It's important to remind yourself to take on problems one at a time. Trying to change too many things at once can be overwhelming. It's also a recipe for disaster and a potential relapse.

Those who are one year sober, or at least comfortable with their situation, are better equipped to take on more tasks. Many of the coping strategies you used during your first year of sobriety can be applied to tackling these issues.

The most important tool you can have at this point is a sense of pride. If you can get through being one year sober, you can get through anything.

Focus on mindfulness

During the early stages of sobriety, you may have found effective mindfulness activities to help you cope with cravings. Meditation, exercise and keeping a journal are among the most common mindfulness practices. They provide a good outlet for processing stress, grief and depression.

Early recovery typically exposes addicts to mindfulness and encourages them to explore many different strategies to deal with life's challenges. These can be fine-tuned and personalized over time. Developing an intricate mindfulness routine to match your needs can lead to a more nurturing long-term recovery experience.

This can include joining local clubs, such as meditation or yoga groups, which may also broaden your social circle. Or, if you prefer, work on your mindfulness alone and explore from within. The beauty of designing a mindfulness routine is that it's unique to each person.

Don't drift away from your support

Sobriety is a lifelong battle. One year sober is something to celebrate, but it's not the end of the road. Life is unpredictable, and the dangers of complacency remain.

It may be enticing to strip away pieces of your support network. The more you do this, however, the dangers of addiction become less apparent.

By unburdening yourself this way, the temptation of having a single sip or reuniting with old drinking buddies increases exponentially. The past might be viewed in a glamorous light while casualties of your actions are forgotten.

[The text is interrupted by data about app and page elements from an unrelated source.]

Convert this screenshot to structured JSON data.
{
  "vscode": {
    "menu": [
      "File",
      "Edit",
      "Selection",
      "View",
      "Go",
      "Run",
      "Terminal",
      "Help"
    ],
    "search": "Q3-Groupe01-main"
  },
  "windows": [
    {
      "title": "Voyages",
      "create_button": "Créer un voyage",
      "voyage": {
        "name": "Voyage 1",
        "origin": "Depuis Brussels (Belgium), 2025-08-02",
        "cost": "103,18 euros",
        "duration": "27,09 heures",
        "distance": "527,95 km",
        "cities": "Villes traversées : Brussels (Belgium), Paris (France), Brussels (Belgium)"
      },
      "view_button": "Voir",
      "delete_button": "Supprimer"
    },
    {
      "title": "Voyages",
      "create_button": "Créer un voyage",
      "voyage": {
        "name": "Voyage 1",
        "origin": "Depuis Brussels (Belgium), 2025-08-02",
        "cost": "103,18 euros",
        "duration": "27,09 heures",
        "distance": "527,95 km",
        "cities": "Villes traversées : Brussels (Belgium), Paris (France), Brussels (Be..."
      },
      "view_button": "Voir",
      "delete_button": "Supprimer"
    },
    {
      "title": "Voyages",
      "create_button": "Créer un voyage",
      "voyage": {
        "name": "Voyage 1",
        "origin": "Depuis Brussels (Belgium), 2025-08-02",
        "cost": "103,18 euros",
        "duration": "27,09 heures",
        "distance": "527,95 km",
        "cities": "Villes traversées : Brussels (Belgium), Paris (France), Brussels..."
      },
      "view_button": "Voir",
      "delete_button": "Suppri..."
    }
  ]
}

If these thoughts surface they should be addressed immediately.

Thoughts on past, present and future

The mantra "one day at a time" is a powerful tool in early recovery. At that stage, thinking long-term and big picture can be overwhelming and discouraging. This can lead to relapse.

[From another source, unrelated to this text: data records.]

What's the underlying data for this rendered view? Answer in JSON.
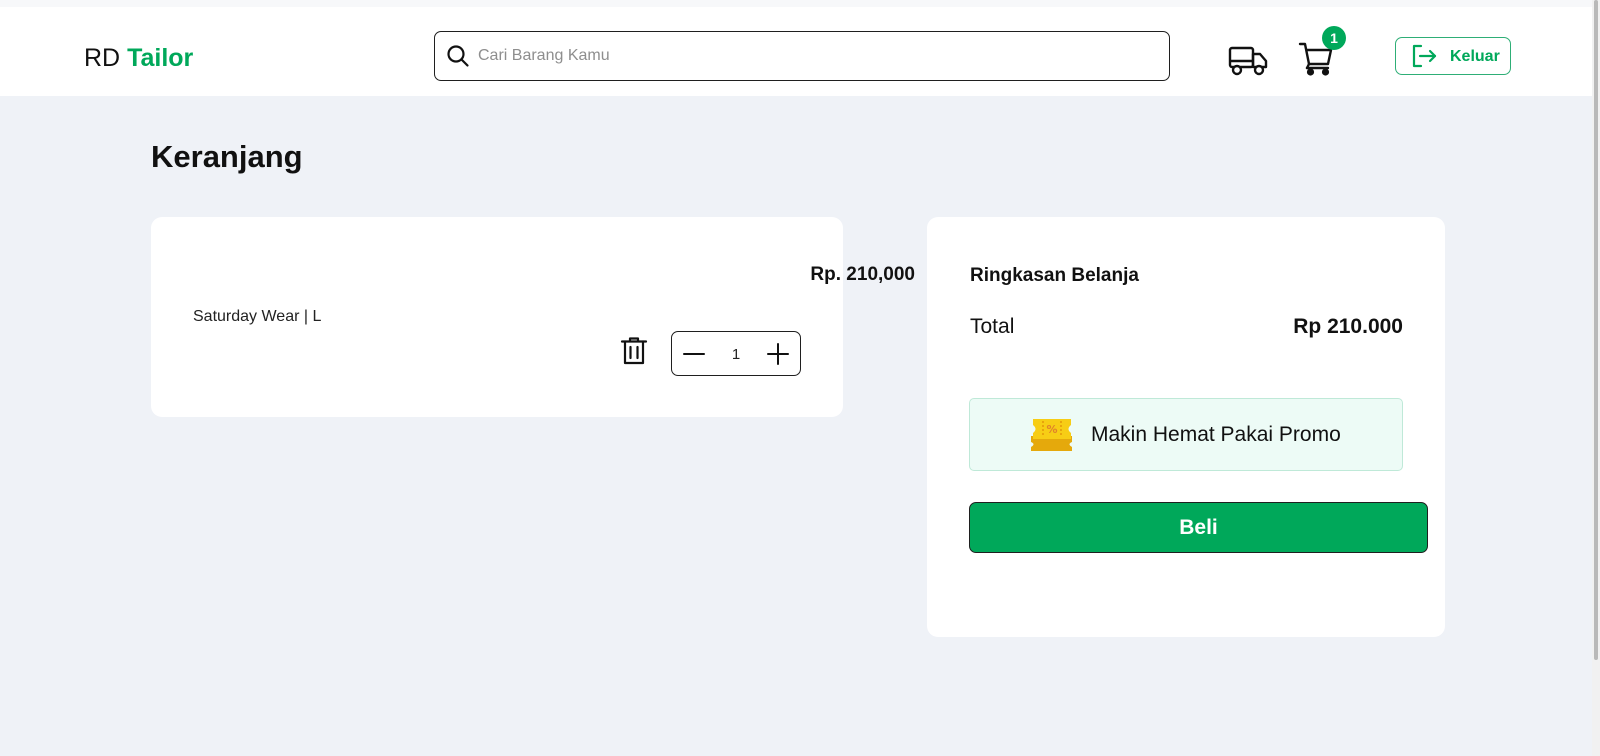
{
  "header": {
    "brand_prefix": "RD",
    "brand_accent": "Tailor",
    "search": {
      "placeholder": "Cari Barang Kamu",
      "value": "",
      "icon": "search-icon"
    },
    "shipping_icon": "truck-icon",
    "cart_icon": "cart-icon",
    "cart_count": "1",
    "logout_label": "Keluar",
    "logout_icon": "logout-icon"
  },
  "page": {
    "title": "Keranjang"
  },
  "cart": {
    "items": [
      {
        "name": "Saturday Wear | L",
        "price": "Rp. 210,000",
        "quantity": "1",
        "delete_icon": "trash-icon",
        "decrement_icon": "minus-icon",
        "increment_icon": "plus-icon"
      }
    ]
  },
  "summary": {
    "title": "Ringkasan Belanja",
    "total_label": "Total",
    "total_value": "Rp 210.000",
    "promo_label": "Makin Hemat Pakai Promo",
    "promo_icon": "promo-ticket-icon",
    "buy_label": "Beli"
  },
  "colors": {
    "accent": "#00a85a",
    "page_background": "#eff2f7",
    "card_background": "#ffffff",
    "promo_background": "#edfbf6",
    "promo_border": "#bfe9d8",
    "logout_border": "#2eae76",
    "ticket_yellow": "#f7cd15"
  }
}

After one year sober, however, it's much less difficult for addicts to look forward and imagine future prospects. One might ask, "What am I capable of now?"

Passions and interests that were thrown by the wayside due to addiction can be revisited with a new sense of curiosity and concentration. It might be helpful, too, to consult with your support network. The possibilities will seem endless, and their experience may be of value.

Mental benefits of being one year sober

Staying sober for 12 months appears to boost brain function and happiness, according to a study published in the Journal of Substance Abuse Treatment.

It showed a significant increase in satisfaction with life, a decrease in stress and improved executive brain functioning, which is a process that deals with managing resources and achieving goals. Those who stayed one year sober scored four times as many points in overall life satisfaction than those who relapsed.

Celebrate in your own way

One year sober is a major milestone, but it's perfectly fine to mark the occasion as you see fit. Regardless of how you choose to acknowledge it, remember the recovery process is always evolving. If you maintain a strong support network and grow from your experiences the recovery process may continue.

Got anything to add? Tips for those reaching the 365-day mark? Comment below!